0

I have researched various translations of 1 Clement 30:5 and would be thankful if anyone could expound what is meant by:

"Blessed is the offspring of a woman that liveth but a short time. Be not thou abundant in words."

*alternate translation:

"Doth he that is born of woman and liveth but for a short time think himself to be blessed? Be not abundant in speech."

New contributor
Bnpg is a new contributor to this site. Take care in asking for clarification, commenting, and answering. Check out our Code of Conduct.
4
  • One can never know the intention of an author. They may have efficiently expressed what they thought within themselves or they may have inaccurately conveyed their concept through bad choice of vocabulary or poor subtlety of grammar. One can only say (through an hermeneutic process) what an author has written. To ask of the intention of an author is to invite an opinion. Accuracy of translation is another matter and it would be helpful if you could supply the original text (in Latin ?) of the two translations to which you refer. – Nigel J Jul 21 at 8:52
  • Cross-post from Hermeneutics.SE. – Lucian Jul 21 at 9:33
  • @NigelJ: See authorial intent. – Lucian Jul 21 at 13:37
  • 1
    @Lucian As your linked article states, the opposing view is intentional fallacy. – Nigel J Jul 21 at 16:04
0

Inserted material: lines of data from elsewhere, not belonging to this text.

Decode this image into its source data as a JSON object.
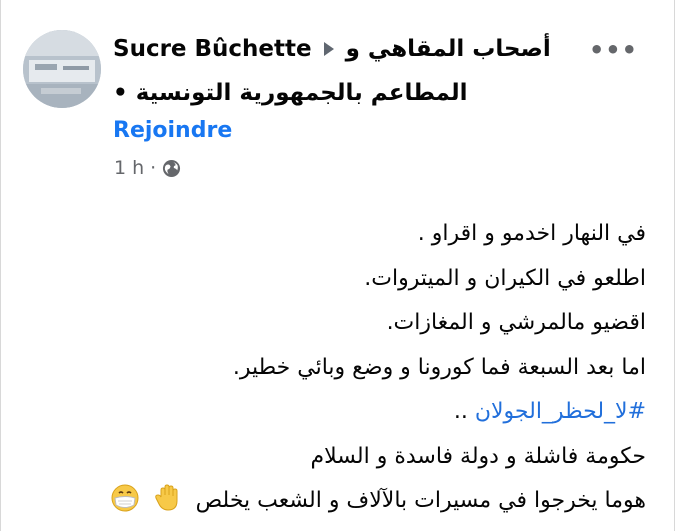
{
  "post": {
    "author": "Sucre Bûchette",
    "group_part1": "أصحاب المقاهي و",
    "group_part2": "المطاعم بالجمهورية التونسية",
    "join_label": "Rejoindre",
    "time": "1 h",
    "more_label": "•••",
    "privacy_icon": "globe-icon",
    "avatar_icon": "avatar-image",
    "lines": [
      "في النهار اخدمو و اقراو .",
      "اطلعو في الكيران و الميتروات.",
      "اقضيو مالمرشي و المغازات.",
      "اما بعد السبعة فما كورونا و وضع وبائي خطير.",
      "..",
      "حكومة فاشلة و دولة فاسدة  و السلام",
      "هوما يخرجوا في مسيرات بالآلاف و الشعب يخلص"
    ],
    "hashtag": "#لا_لحظر_الجولان",
    "emojis": [
      "raised-hand-emoji",
      "mask-face-emoji"
    ]
  },
  "colors": {
    "link": "#1877f2",
    "hashtag": "#216fdb",
    "meta": "#65676b",
    "text": "#050505"
  }
}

The authorial intent, as suggested by the verse's surrounding context, seems to be that of instilling Christ-like meekness and humility (Matthew 11:29) in the hearts of boastful people:

1 Clement 30 For God, he saith, resisteth the proud, but giveth grace unto the humble. Let us clothe ourselves with concord, being humble, temperate, keeping ourselves far from all whispering and evil speaking, justified by our deeds, and not by our words. For he saith, He who saith many things shall, in return, hear many things. Doth he that is eloquent think himself to be just ? Doth he that is born of woman and liveth but for a short time think himself to be blessed? Be not abundant in speech. Let our praise be in God, and not for ourselves, for God hateth the self-praisers. Let the testimony of right actions be given us from others, even as it was given to our fathers who were just. Audacity, self-will, and boldness belong to them who are accursed of God; but moderation, humility, and meekness, to them that are blessed of God.

Specifically,

Doth he that is born of woman and liveth but for a short time think himself to be blessed ?

serves as a stern reminder of our own mortality; if we perish like flies (Isaiah 40:6), then what exactly is there to be boastful of in the first place ?

As for

Be not abundant in speech.

the context, as noted above, points to this as referring to self-congratulatory or self-praising speech.

There is also a stylistic note to be added, in that the ancient Christian author is somewhat ironically contrasting the brevity of human life, with the length of the self-adulatory tirades in which people characterized by such self-centered tendencies quite often indulge in.

Your Answer

Bnpg is a new contributor. Be nice, and check out our Code of Conduct.

By clicking “Post Your Answer”, you agree to our terms of service, privacy policy and cookie policy

Not the answer you're looking for? Browse other questions tagged or ask your own question.